TBLI CONFERENCE™ NORDIC 2015

In collaboration with Copenhagen Business School, we have organised our second TBLI CONFERENCE NORDIC event, addressing specifically the financial sector in Scandinavia and the UK. The program addressed topics relevant for investors and finance professionals striving to better align profits with impact - with a view across all asset classes.

It marked the 30th TBLI CONFERENCE held since 1998.

This event is made carbon neutral with Verified Emission Reductions courtesy of Wildlife Works

Conference Details

When : 15-16 June, 2015

Where : Ovnhallen (The Kiln) - CBS, Porcelænshaven 20, 2000 Frederiksberg, Copenhagen, Denmark

Who : Attendee list

Conference materials

Social Integration Model for Impact Investing in the Nordics - Workshop discussion at TBLI CONFERENCE™ NORDIC 2015

Monday, 20 July 2015

Tags: impact investing nordic2015

Guest Blog Post written by Jonelle Maltay during TBLI CONFERENCE™ Nordic 2015. Views and opinions are that of the writer and are not the official views of TBLI CONFERENCE™. 

Perspectives from panelists for Trends in Impact Investing: Nordic and Beyond with Karin Malmberg, Ruth Brännvall, Rodolfo Fracassi & Veronique Menou

The general consensus amongst those in the impact investing community is the need to make it more mainstream. During the workshop on impact investing developments in the Nordic region and beyond, the panelists echoed a resounding theme which was the idea of taking impact investing to wall street and main street by expanding the investable sectors. There is room for growth in renewable trade, social housing, SME banking and more.
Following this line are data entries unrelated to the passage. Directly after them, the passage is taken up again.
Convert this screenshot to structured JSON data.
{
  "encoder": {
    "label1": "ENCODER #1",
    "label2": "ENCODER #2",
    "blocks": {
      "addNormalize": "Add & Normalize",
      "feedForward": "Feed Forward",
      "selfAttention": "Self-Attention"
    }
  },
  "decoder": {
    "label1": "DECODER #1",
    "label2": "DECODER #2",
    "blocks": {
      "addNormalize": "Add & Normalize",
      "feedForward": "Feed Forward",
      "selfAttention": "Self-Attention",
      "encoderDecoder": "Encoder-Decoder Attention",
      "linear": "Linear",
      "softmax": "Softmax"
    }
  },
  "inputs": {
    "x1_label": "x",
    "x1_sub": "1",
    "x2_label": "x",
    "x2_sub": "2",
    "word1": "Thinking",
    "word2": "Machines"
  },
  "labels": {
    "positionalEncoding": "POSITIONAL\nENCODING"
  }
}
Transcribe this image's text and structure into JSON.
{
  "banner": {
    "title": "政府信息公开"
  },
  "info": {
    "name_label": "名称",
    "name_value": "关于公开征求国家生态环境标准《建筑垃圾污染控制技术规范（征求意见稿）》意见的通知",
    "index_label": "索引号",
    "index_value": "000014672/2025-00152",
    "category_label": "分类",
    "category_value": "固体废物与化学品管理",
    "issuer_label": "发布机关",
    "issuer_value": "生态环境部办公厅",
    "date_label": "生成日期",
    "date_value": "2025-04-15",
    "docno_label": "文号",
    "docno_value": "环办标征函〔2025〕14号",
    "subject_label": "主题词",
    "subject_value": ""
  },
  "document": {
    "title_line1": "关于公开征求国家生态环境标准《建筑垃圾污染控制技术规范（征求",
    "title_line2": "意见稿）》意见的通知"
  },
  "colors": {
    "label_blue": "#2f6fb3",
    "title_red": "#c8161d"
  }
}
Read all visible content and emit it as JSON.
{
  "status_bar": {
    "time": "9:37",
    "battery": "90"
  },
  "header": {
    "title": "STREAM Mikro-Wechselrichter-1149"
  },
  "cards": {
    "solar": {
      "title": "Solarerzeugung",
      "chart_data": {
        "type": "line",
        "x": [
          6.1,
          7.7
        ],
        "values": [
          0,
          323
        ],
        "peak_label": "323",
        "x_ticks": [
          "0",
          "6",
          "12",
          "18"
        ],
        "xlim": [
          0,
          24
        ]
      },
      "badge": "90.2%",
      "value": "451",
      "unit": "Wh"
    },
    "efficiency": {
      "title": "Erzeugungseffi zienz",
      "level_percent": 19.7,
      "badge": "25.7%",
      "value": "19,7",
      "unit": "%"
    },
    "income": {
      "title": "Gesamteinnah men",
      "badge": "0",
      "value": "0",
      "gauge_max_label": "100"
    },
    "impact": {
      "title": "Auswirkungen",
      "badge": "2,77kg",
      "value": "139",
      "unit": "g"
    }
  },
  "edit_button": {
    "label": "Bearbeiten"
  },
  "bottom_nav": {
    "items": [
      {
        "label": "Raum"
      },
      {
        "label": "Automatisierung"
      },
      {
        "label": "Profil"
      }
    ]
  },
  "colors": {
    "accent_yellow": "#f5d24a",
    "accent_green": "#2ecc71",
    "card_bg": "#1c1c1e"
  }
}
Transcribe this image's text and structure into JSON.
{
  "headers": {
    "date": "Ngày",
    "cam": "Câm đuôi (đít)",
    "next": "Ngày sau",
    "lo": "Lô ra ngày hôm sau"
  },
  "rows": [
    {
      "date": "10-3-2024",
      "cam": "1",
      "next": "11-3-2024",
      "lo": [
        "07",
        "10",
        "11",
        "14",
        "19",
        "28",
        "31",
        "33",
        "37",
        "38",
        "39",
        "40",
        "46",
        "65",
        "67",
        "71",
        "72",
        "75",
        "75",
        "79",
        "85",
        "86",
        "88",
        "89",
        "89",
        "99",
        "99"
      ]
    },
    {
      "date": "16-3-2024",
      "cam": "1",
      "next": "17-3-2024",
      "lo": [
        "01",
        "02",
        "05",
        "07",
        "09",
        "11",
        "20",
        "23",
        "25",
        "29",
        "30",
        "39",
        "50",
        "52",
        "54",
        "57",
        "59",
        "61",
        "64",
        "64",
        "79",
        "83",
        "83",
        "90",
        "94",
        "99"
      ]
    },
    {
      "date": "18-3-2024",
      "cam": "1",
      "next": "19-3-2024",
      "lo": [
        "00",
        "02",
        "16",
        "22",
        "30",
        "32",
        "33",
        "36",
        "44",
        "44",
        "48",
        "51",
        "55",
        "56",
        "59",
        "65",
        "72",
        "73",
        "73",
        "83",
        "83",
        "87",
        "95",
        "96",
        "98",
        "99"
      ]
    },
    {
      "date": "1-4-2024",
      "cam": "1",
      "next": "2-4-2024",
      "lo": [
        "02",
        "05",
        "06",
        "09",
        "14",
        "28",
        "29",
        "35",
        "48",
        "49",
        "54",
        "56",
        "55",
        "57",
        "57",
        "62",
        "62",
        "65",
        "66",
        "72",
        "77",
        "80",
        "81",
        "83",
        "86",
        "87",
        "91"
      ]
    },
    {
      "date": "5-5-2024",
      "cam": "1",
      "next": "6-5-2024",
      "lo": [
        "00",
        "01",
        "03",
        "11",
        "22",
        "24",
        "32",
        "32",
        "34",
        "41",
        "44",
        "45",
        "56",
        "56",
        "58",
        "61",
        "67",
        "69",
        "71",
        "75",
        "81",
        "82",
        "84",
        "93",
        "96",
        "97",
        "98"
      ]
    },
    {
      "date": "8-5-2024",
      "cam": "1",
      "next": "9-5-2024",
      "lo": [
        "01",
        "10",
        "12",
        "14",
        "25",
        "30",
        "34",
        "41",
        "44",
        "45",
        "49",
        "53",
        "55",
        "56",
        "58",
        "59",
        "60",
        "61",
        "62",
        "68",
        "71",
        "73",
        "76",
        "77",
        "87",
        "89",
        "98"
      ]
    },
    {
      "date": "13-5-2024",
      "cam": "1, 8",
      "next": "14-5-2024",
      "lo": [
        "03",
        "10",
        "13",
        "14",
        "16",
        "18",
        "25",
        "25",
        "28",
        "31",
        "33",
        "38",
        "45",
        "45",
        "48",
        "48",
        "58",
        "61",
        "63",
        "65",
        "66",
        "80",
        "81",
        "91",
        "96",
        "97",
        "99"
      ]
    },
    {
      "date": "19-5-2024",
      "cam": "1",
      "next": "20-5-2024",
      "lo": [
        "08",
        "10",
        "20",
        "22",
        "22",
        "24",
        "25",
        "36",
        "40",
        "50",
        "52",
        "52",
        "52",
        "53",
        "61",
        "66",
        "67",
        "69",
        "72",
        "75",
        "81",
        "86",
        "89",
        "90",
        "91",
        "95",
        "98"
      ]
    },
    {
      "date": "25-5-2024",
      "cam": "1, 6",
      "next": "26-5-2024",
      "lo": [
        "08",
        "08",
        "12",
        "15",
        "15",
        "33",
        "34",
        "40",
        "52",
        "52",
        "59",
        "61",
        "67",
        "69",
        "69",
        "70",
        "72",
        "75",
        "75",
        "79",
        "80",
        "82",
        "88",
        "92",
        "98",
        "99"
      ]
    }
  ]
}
The ideal scenario would be to have an impact investor network and knowledge platform,  which could provide advice on impact investment strategies to fit specific investor profiles. Regardless of whether an investor is impact first or finance first, to get involved in the impact investing space there must be some willingness to look beyond financial return and see the added non-financial value of social or environmental impact. Investors also need to stop viewing impact first versus finance first as either right or wrong, when in fact they are just two sides of the same coin depending on priority.

One of the key issues is sourcing investment opportunities that have potential for impact as well as financial return – and can be accurately measured in both aspects. For entrepreneurs, an investment readiness program could provide advice on funding and capitalization, answering questions related to identifying investable projects and defining appropriate methodologies and criteria for impact measurement. It is also important to assess what the gaps are in the market for specific investments as well as what existing financial instruments are available and can be expanded for this purpose.

 

 

There has been growth in the impact investing market with the emergence of new funds and new players. Opportunities that were once not considered to be impact investing now are, and this has brought about a growing demand for clear standards and strategic solutions for challenges arising from data availability, appropriate measurement guidelines and clearly defined risk-return projections. According to panelist Rodolfo Fracassi, who is a Director at Main Street Partners “the real asset owners are the public” and these buyers want sustainability to play a bigger role in mainstream business.

Investors are asking how they can gain more exposure to the impact investing space, but they are still faced with issues arising from limited size and illiquidity. A more scalable approach is needed whereby they can make positive impact through investments of adequate size without harsh liquidity constraints. First the questions must be answered of what impact investing really means, and how we can avoid “green washing”. Investors need to get on board with a long-term vision and stop thinking in the short term.

Impact investing is different in the Nordic region than in emerging market context for instance, so it is also important to put things into a geographical context as well. For example, a key issue in Europe is social integration, and perhaps investing in migrants of Europe who have been here for 10 years or more but still have not successfully integrated into the workforce may require a social program or service to address this. The Nordic region has some of the highest unemployment of foreign residents in Europe and this is an issue that can be tackled with results that provide measurable impact.

Impact investing can be defined as an investment activity to create intended, measurable, positive benefits for society and environment across asset classes. The driving force is the opportunity for blended returns, which are a combination of financial as well as environmental and social returns simultaneously. Impact investing can even be increased in existing business through: product innovation, market innovation and a forward looking approach to assess what is the demand for the future. It is always easier to guide a company towards impact investing if their corporate activities already indicate some level of interest or convergence toward the impact investing space.

The Key social challenges in the impact investing world right now concern impact through products and services as well as operations. To assess a company it is important to look at what proportion of their revenue is linked to “green investments” for example, and perhaps determine whether that portion qualifies as impact by setting a minimum threshold of 50% for instance. Companies can also improve their standards by increasing their level of disclosure, since more disclosure means a higher level of accountability. Finally, one of the best ways to guarantee sustainable products, services and operations is to embed a sustainable strategy into the company’s overall strategy as an integrated approach rather than a compartmentalized one.